TASK MATERIAL:
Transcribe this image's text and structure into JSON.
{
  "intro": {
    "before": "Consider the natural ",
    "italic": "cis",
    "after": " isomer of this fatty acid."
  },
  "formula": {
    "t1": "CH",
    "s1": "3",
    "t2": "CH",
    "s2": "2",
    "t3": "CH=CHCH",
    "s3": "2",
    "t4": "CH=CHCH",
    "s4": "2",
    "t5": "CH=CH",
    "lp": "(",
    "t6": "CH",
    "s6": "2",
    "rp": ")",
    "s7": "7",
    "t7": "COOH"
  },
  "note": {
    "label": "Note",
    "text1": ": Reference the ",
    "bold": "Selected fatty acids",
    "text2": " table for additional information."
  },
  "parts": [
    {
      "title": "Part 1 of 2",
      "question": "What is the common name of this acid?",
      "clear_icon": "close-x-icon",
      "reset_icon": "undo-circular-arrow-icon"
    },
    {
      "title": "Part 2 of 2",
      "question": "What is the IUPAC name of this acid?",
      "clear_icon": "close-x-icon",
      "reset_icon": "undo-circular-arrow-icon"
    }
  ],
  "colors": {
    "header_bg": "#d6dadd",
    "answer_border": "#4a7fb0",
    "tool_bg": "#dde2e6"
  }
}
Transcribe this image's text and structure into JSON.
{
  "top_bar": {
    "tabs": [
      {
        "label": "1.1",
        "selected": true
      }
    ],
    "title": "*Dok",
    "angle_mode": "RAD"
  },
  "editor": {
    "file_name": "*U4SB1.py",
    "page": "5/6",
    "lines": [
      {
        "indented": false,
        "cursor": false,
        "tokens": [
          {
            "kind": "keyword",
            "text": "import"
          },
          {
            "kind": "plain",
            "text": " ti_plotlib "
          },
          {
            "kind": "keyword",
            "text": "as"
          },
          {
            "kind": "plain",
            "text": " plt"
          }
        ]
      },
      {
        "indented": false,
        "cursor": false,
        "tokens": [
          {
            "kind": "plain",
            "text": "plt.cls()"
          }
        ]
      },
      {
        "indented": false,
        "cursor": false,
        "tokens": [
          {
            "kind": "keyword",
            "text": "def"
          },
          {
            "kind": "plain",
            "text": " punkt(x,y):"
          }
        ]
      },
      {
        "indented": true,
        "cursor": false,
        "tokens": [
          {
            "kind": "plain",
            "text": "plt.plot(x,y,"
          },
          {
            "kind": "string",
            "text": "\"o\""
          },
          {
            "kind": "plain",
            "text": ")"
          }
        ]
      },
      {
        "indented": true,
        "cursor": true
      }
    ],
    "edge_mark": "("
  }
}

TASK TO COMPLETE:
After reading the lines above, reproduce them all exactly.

RESULT OF THIS TASK:
Transcribe this image's text and structure into JSON.
{
  "intro": {
    "before": "Consider the natural ",
    "italic": "cis",
    "after": " isomer of this fatty acid."
  },
  "formula": {
    "t1": "CH",
    "s1": "3",
    "t2": "CH",
    "s2": "2",
    "t3": "CH=CHCH",
    "s3": "2",
    "t4": "CH=CHCH",
    "s4": "2",
    "t5": "CH=CH",
    "lp": "(",
    "t6": "CH",
    "s6": "2",
    "rp": ")",
    "s7": "7",
    "t7": "COOH"
  },
  "note": {
    "label": "Note",
    "text1": ": Reference the ",
    "bold": "Selected fatty acids",
    "text2": " table for additional information."
  },
  "parts": [
    {
      "title": "Part 1 of 2",
      "question": "What is the common name of this acid?",
      "clear_icon": "close-x-icon",
      "reset_icon": "undo-circular-arrow-icon"
    },
    {
      "title": "Part 2 of 2",
      "question": "What is the IUPAC name of this acid?",
      "clear_icon": "close-x-icon",
      "reset_icon": "undo-circular-arrow-icon"
    }
  ],
  "colors": {
    "header_bg": "#d6dadd",
    "answer_border": "#4a7fb0",
    "tool_bg": "#dde2e6"
  }
}
Transcribe this image's text and structure into JSON.
{
  "top_bar": {
    "tabs": [
      {
        "label": "1.1",
        "selected": true
      }
    ],
    "title": "*Dok",
    "angle_mode": "RAD"
  },
  "editor": {
    "file_name": "*U4SB1.py",
    "page": "5/6",
    "lines": [
      {
        "indented": false,
        "cursor": false,
        "tokens": [
          {
            "kind": "keyword",
            "text": "import"
          },
          {
            "kind": "plain",
            "text": " ti_plotlib "
          },
          {
            "kind": "keyword",
            "text": "as"
          },
          {
            "kind": "plain",
            "text": " plt"
          }
        ]
      },
      {
        "indented": false,
        "cursor": false,
        "tokens": [
          {
            "kind": "plain",
            "text": "plt.cls()"
          }
        ]
      },
      {
        "indented": false,
        "cursor": false,
        "tokens": [
          {
            "kind": "keyword",
            "text": "def"
          },
          {
            "kind": "plain",
            "text": " punkt(x,y):"
          }
        ]
      },
      {
        "indented": true,
        "cursor": false,
        "tokens": [
          {
            "kind": "plain",
            "text": "plt.plot(x,y,"
          },
          {
            "kind": "string",
            "text": "\"o\""
          },
          {
            "kind": "plain",
            "text": ")"
          }
        ]
      },
      {
        "indented": true,
        "cursor": true
      }
    ],
    "edge_mark": "("
  }
}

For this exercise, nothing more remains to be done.